  • 2. Collins, D., Morduch, J., Rutherford, S., & Ruthven, O. 2009. Portfolios of the poor: How the world’s poor live on $2 a day. Princeton: Princeton University Press; Kim, D. Yu, J. Hassan M. K. (2018). Financial inclusion and economic growth in OIC countries. Research in International Business and Finance. 34. 1-14; Jong-Hee Kim (2016) A Study on the Effect of Financial Inclusion on the Relationship Between Income Inequality and Economic Growth, Emerging Markets Finance and Trade, 52:2, 498-512, DOI: 10.1080/1540496X.2016.1110467; Kablana, A. S. K., & Chhikara, K. S. (2013). A Theoretical and Quantitative Analysis of Financial Inclusion and Economic Growth. Management and Labour Studies, 38(1–2), 103–133.; Van. L. T. Vo, A. T., Nguyen, N. T. & Vo, D. H. 2019. Financial Inclusion and Economic Growth An International Evidence. Emerging Markets Finance and Trade. 57(1).

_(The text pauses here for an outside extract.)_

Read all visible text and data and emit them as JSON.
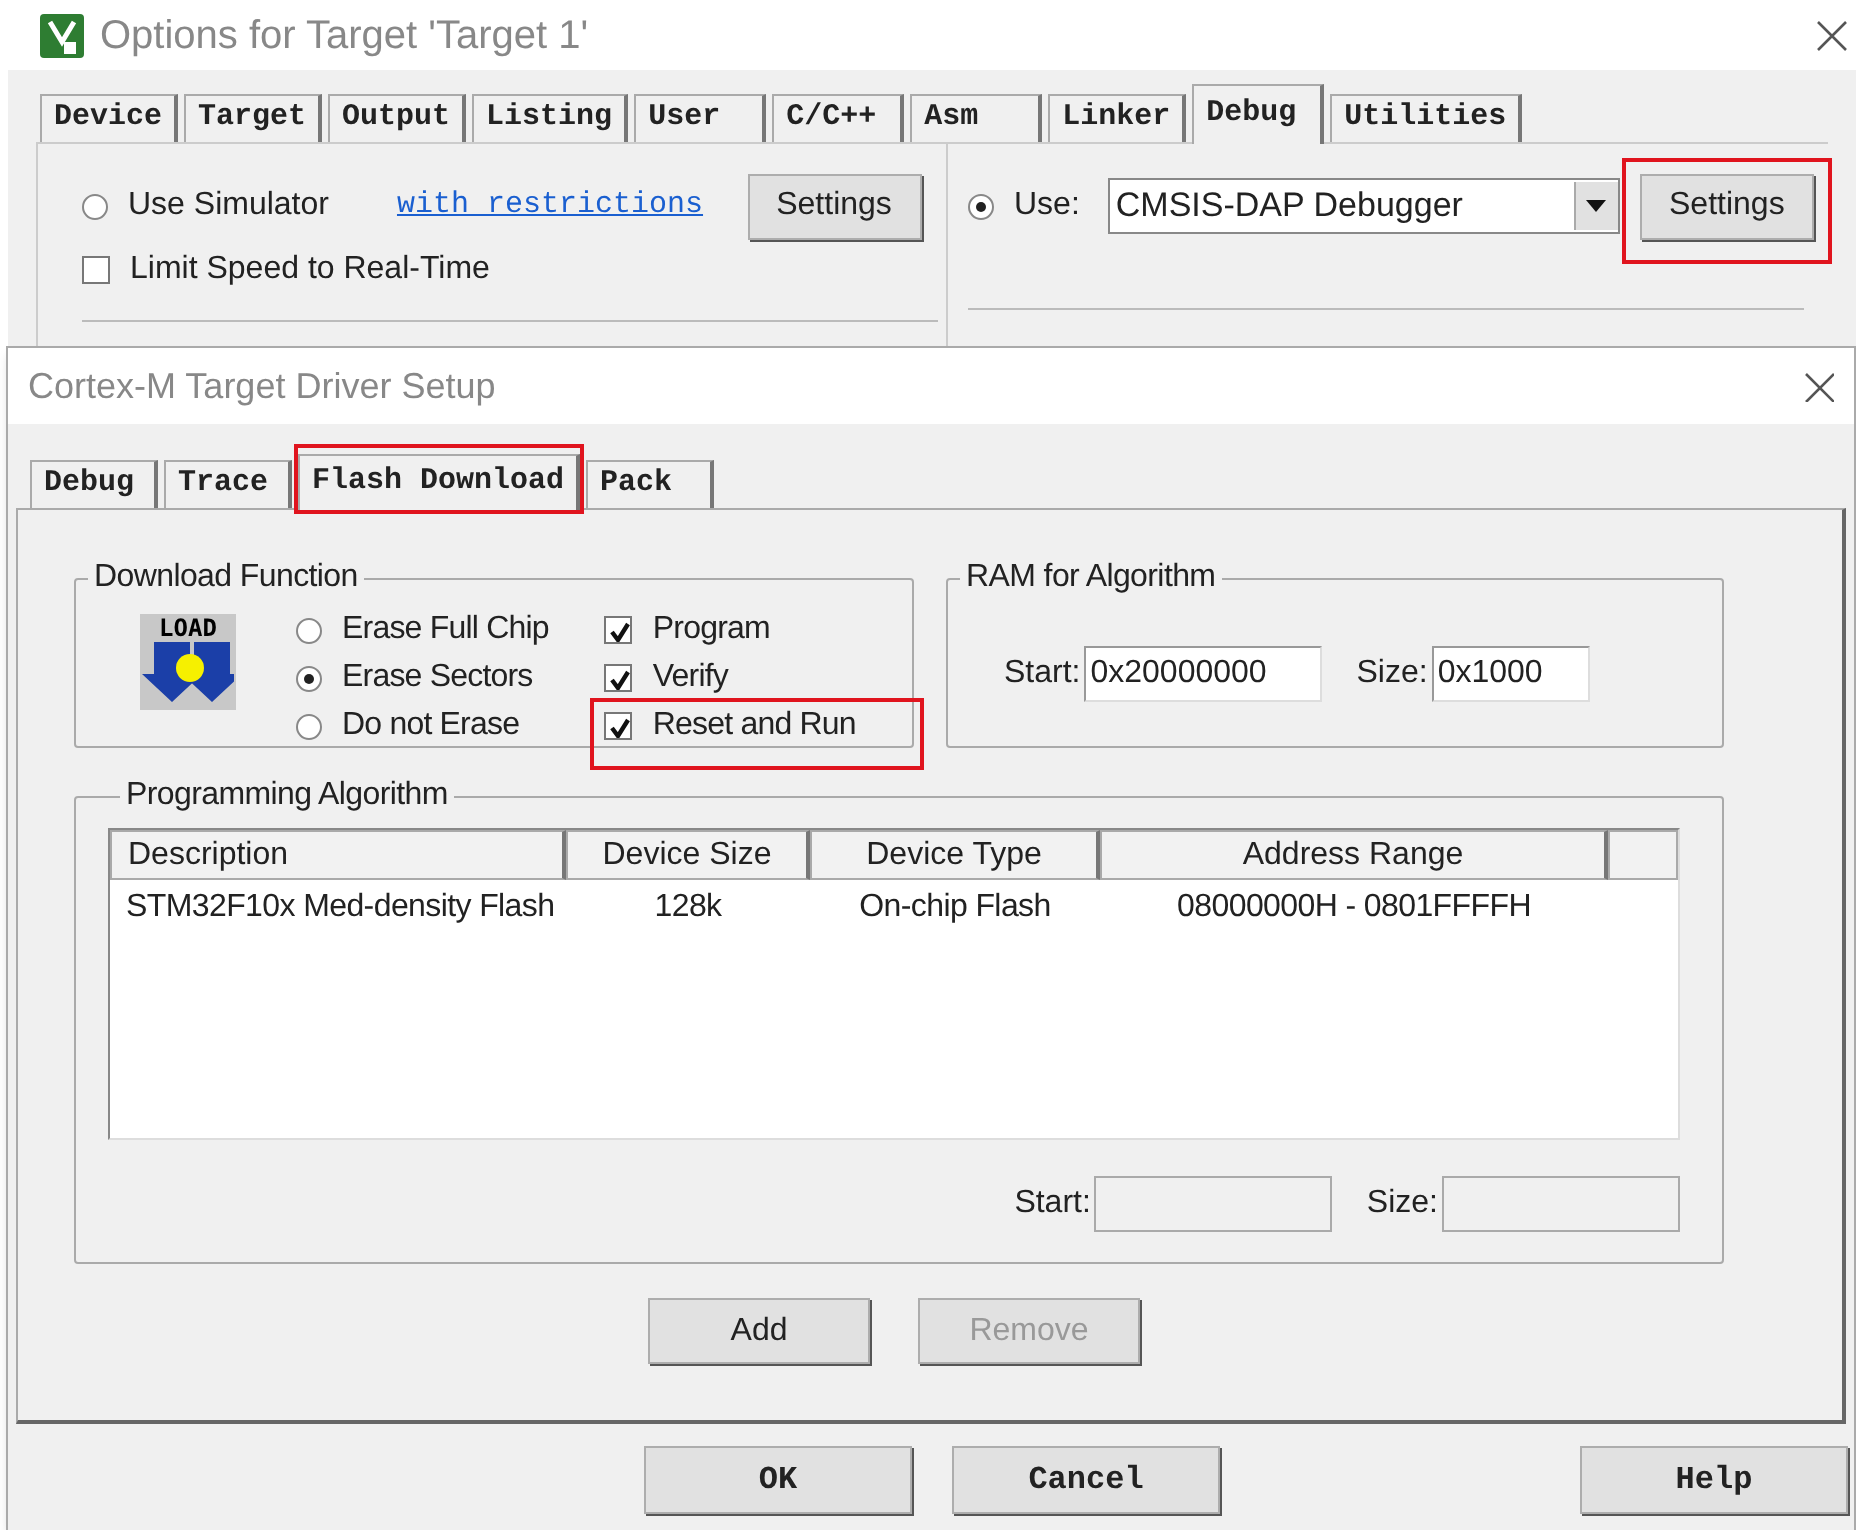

  • 3. Ehiabhi Andrew Tafamel, 2019. “Analysis of the Effect of Microfinance Institutions on Poverty Reduction in Nigeria,” Academic Journal of Economic Studies, Faculty of Finance, Banking and Accountancy Bucharest,”Dimitrie Cantemir” Christian University Bucharest, vol. 5(2), pages 114-119, June; Shah, P., & Dubhashi, M. 2015. Review Paper on Financial Inclusion-The Means of Inclusive Growth. International journal of business research, 1, 37-48; J. A. Prasansha Kumari, S. M. Ferdous Azam, & Siti Khalidah. (2019). The Effect of Microfinance Services on Poverty Reduction: Analysis of Empirical Evidence in Sri Lankan Perspectives. European Journal of Economic and Financial Research, 3(5).; Olaniyi, E. (2017). Back to the Land: The Impact of Financial Inclusion on Agriculture in Nigeria. Iranian Economic Review, 21(4), 885-903. doi: 10.22059/ier.2017.64086; Mohammed, J.I., Mensah, L., & Gyeke-Dako, A. 2017. Financial Inclusion and Poverty Reduction in Sub-Saharan Africa. African Finance Journal 19(1).